  25. 25.
    Flaster M, Meresh E, Rao M, Biller J. Central poststroke pain: current diagnosis and treatment. Top Stroke Rehabil. 2013;20(2):116–23.CrossRefGoogle Scholar
  26. 26.
    Breschet G. Recherches anatomiques physiologiques et pathologiques sur le système veinuex. Paris: Rouen fraeres; 1829.Google Scholar

Copyright information

© The Author(s) 2019

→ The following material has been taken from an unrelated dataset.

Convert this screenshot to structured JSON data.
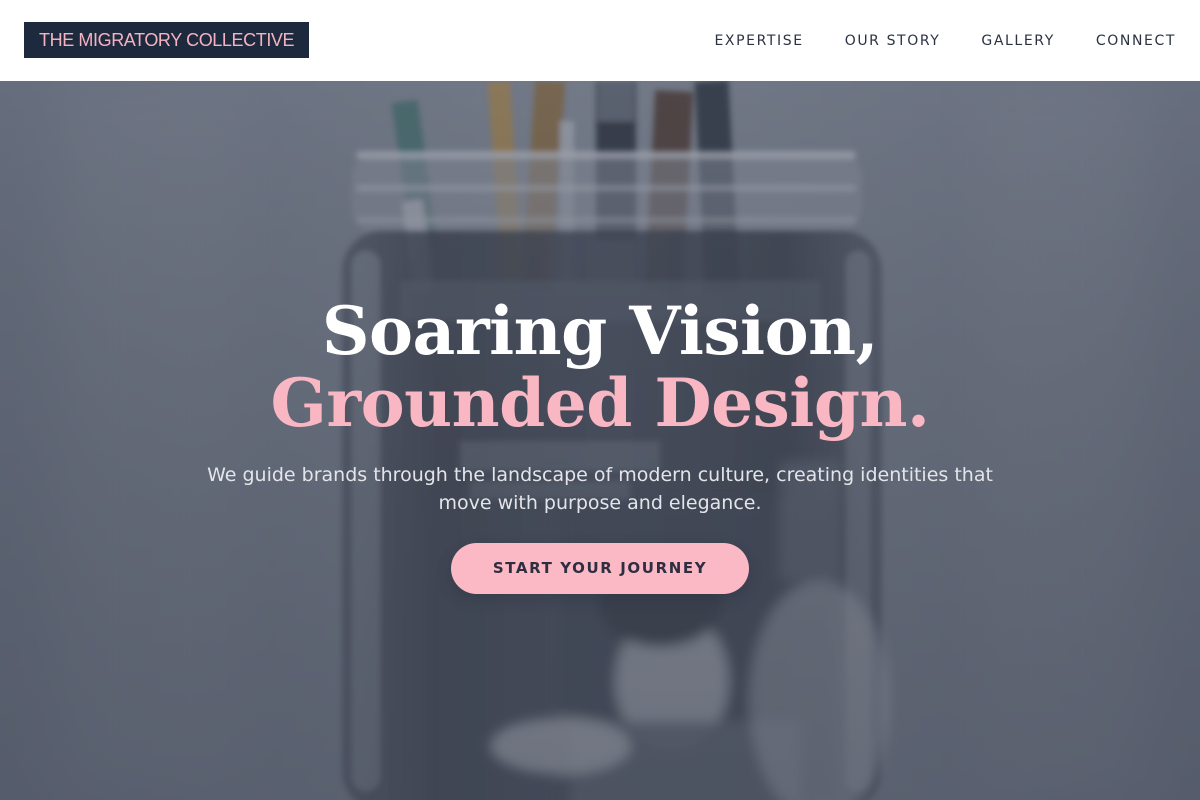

Open AccessThis article is distributed under the terms of the Creative Commons Attribution-NonCommercial 4.0 International License (http://creativecommons.org/licenses/by-nc/4.0/), which permits any noncommercial use, distribution, and reproduction in any medium, provided you give appropriate credit to the original author(s) and the source, provide a link to the Creative Commons license, and indicate if changes were made.

Authors and Affiliations

  1. 1.Institute of Neurological RecoveryBoca RatonUSA

Personalised recommendations